WORK INSTRUCTIONS. The result should be an exact copy of the entries below, free of pictures.

(App and web page records)
━━━━━━━━
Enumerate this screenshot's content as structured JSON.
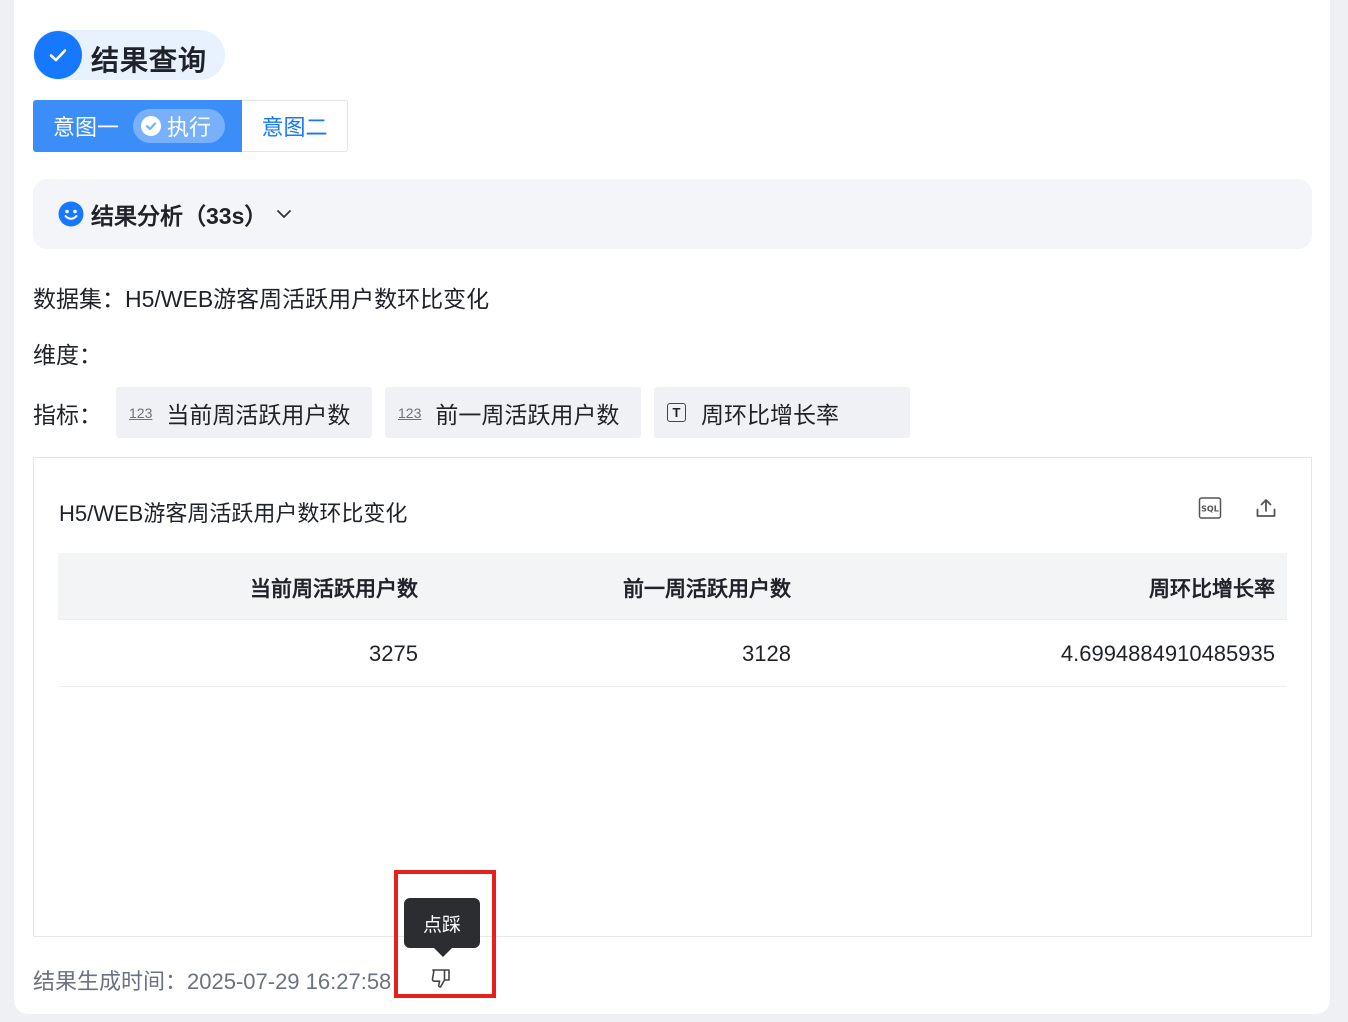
{
  "header": {
    "title": "结果查询"
  },
  "tabs": {
    "intent1_label": "意图一",
    "intent1_status": "执行",
    "intent2_label": "意图二"
  },
  "analysis": {
    "label": "结果分析（33s）"
  },
  "dataset": {
    "prefix": "数据集：",
    "value": "H5/WEB游客周活跃用户数环比变化"
  },
  "dimension": {
    "prefix": "维度："
  },
  "metrics": {
    "prefix": "指标：",
    "items": [
      {
        "icon": "123",
        "label": "当前周活跃用户数"
      },
      {
        "icon": "123",
        "label": "前一周活跃用户数"
      },
      {
        "icon": "T",
        "label": "周环比增长率"
      }
    ]
  },
  "result": {
    "title": "H5/WEB游客周活跃用户数环比变化",
    "columns": [
      "当前周活跃用户数",
      "前一周活跃用户数",
      "周环比增长率"
    ],
    "rows": [
      [
        "3275",
        "3128",
        "4.6994884910485935"
      ]
    ]
  },
  "footer": {
    "generated_label": "结果生成时间：2025-07-29 16:27:58"
  },
  "tooltip": {
    "text": "点踩"
  },
  "colors": {
    "accent": "#1677ff",
    "tab_active": "#3b8ef8",
    "highlight": "#e8201b"
  }
}
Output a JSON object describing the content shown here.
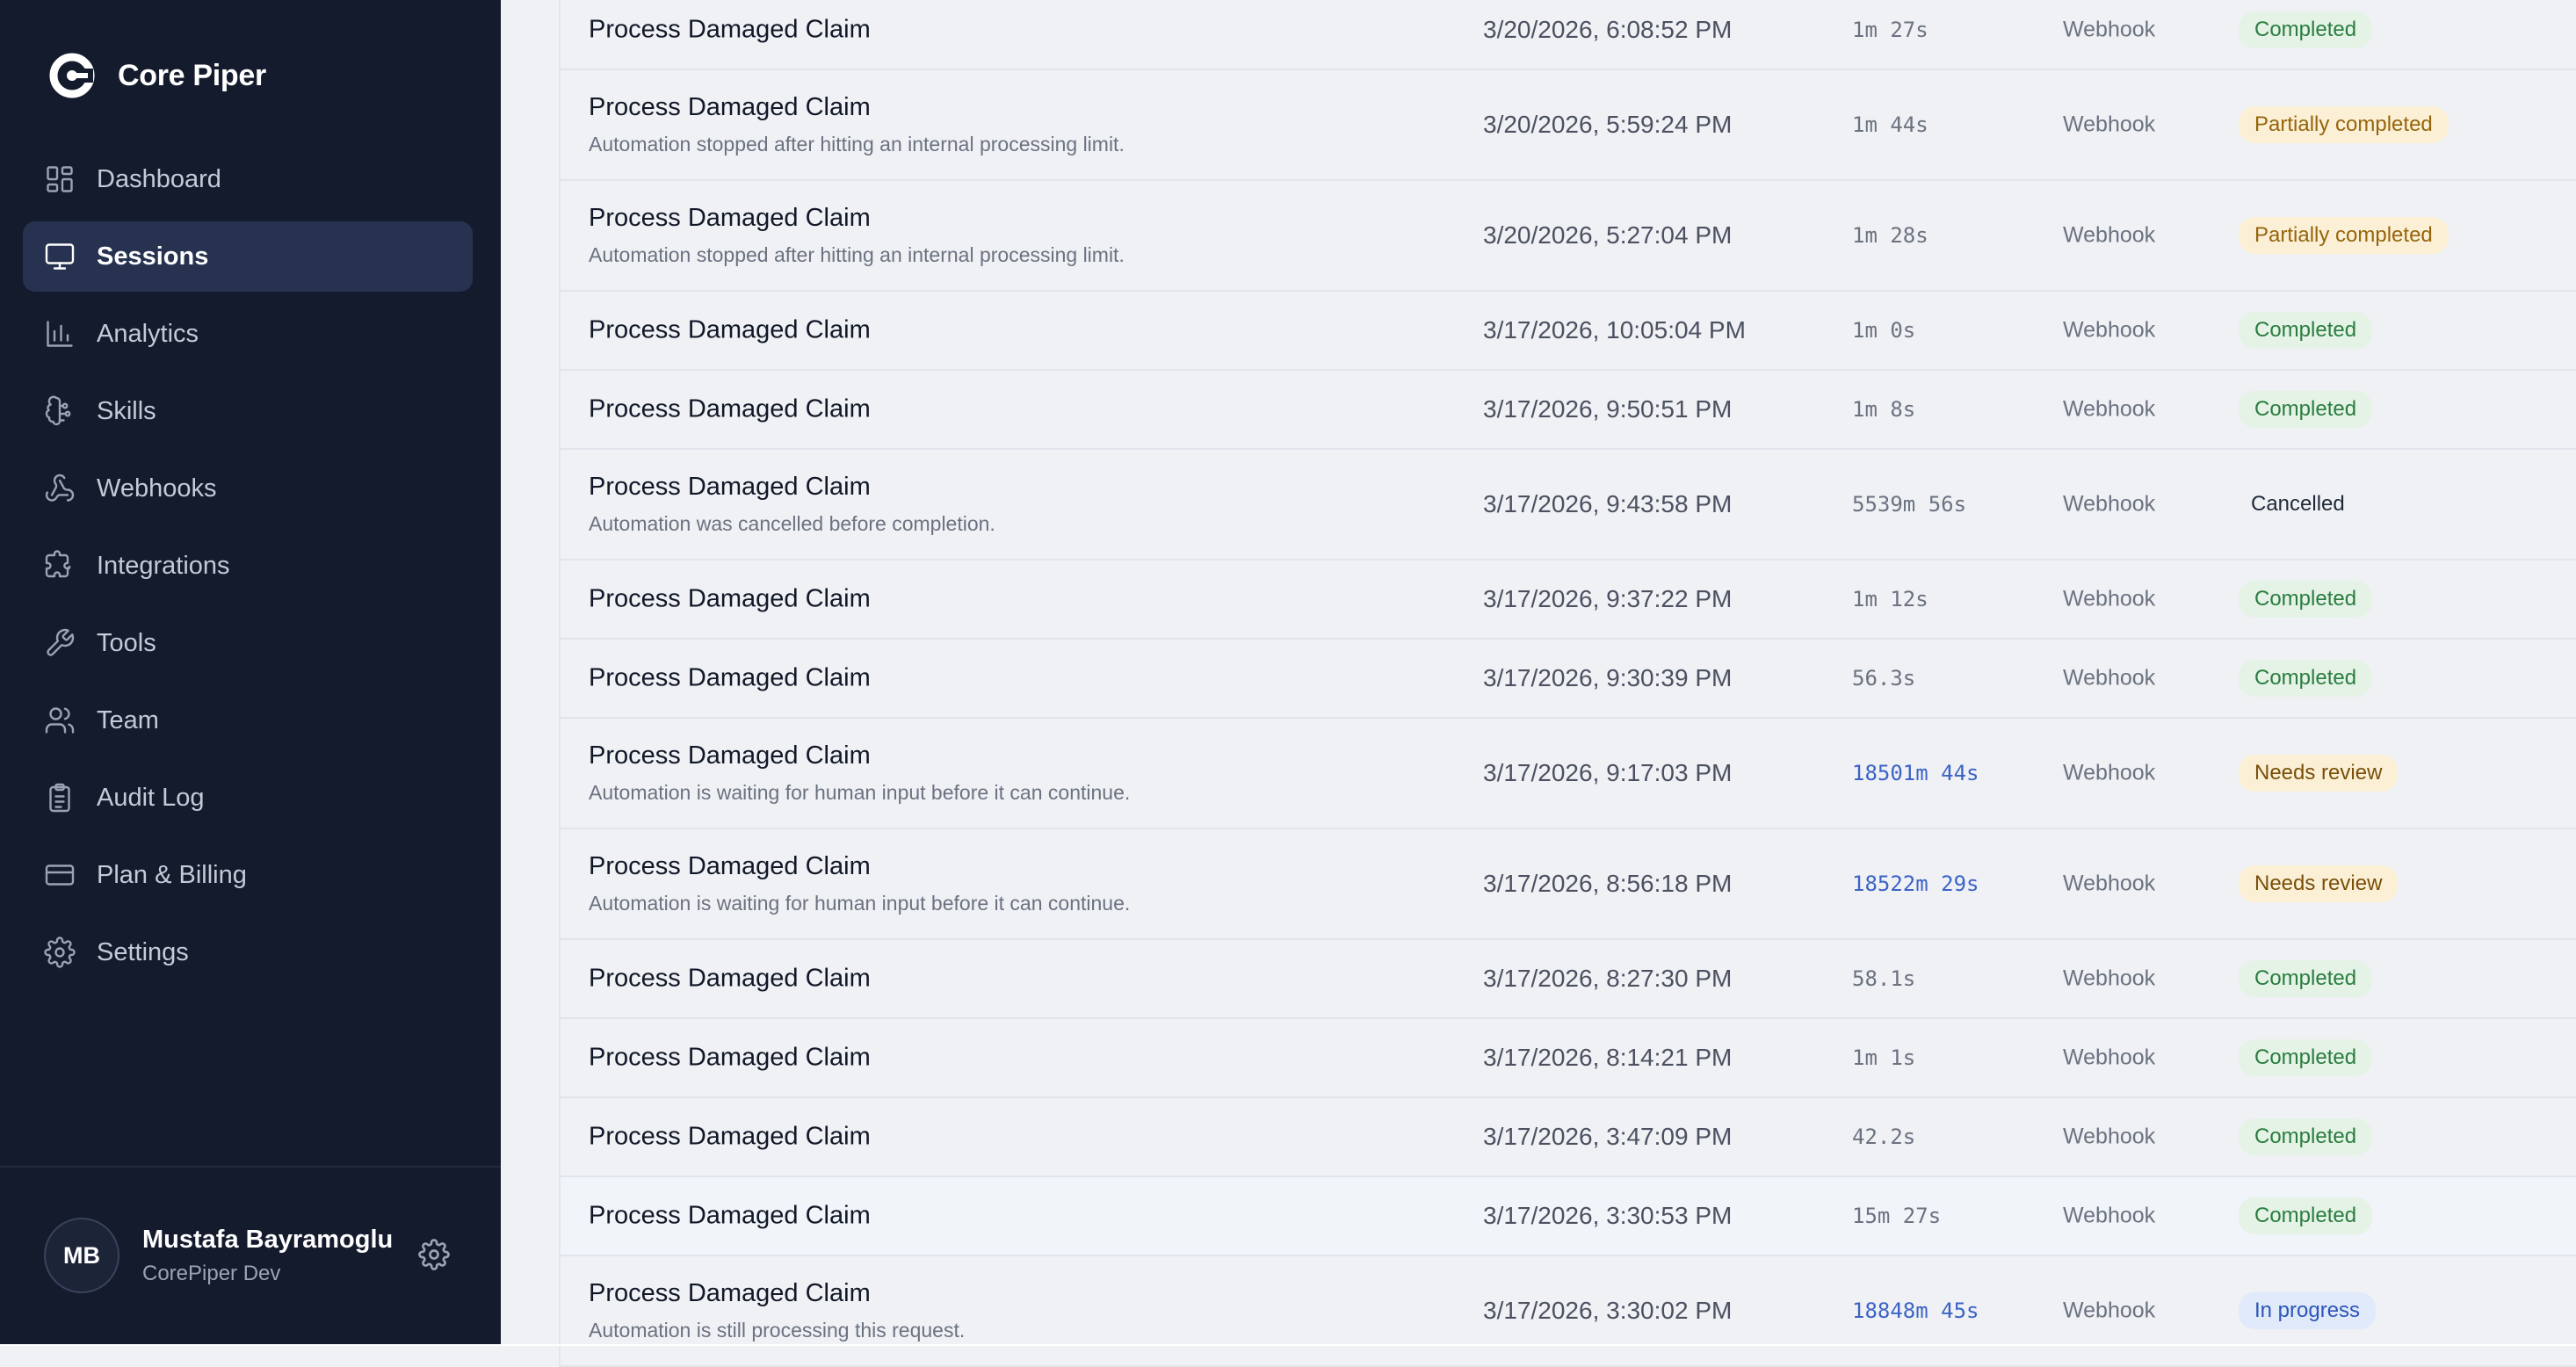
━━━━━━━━
RESPONSE FOR THIS EXERCISE.
Enumerate this screenshot's content as structured JSON.
{
  "header": {
    "title": "结果查询"
  },
  "tabs": {
    "intent1_label": "意图一",
    "intent1_status": "执行",
    "intent2_label": "意图二"
  },
  "analysis": {
    "label": "结果分析（33s）"
  },
  "dataset": {
    "prefix": "数据集：",
    "value": "H5/WEB游客周活跃用户数环比变化"
  },
  "dimension": {
    "prefix": "维度："
  },
  "metrics": {
    "prefix": "指标：",
    "items": [
      {
        "icon": "123",
        "label": "当前周活跃用户数"
      },
      {
        "icon": "123",
        "label": "前一周活跃用户数"
      },
      {
        "icon": "T",
        "label": "周环比增长率"
      }
    ]
  },
  "result": {
    "title": "H5/WEB游客周活跃用户数环比变化",
    "columns": [
      "当前周活跃用户数",
      "前一周活跃用户数",
      "周环比增长率"
    ],
    "rows": [
      [
        "3275",
        "3128",
        "4.6994884910485935"
      ]
    ]
  },
  "footer": {
    "generated_label": "结果生成时间：2025-07-29 16:27:58"
  },
  "tooltip": {
    "text": "点踩"
  },
  "colors": {
    "accent": "#1677ff",
    "tab_active": "#3b8ef8",
    "highlight": "#e8201b"
  }
}
Output a JSON object describing the content shown here.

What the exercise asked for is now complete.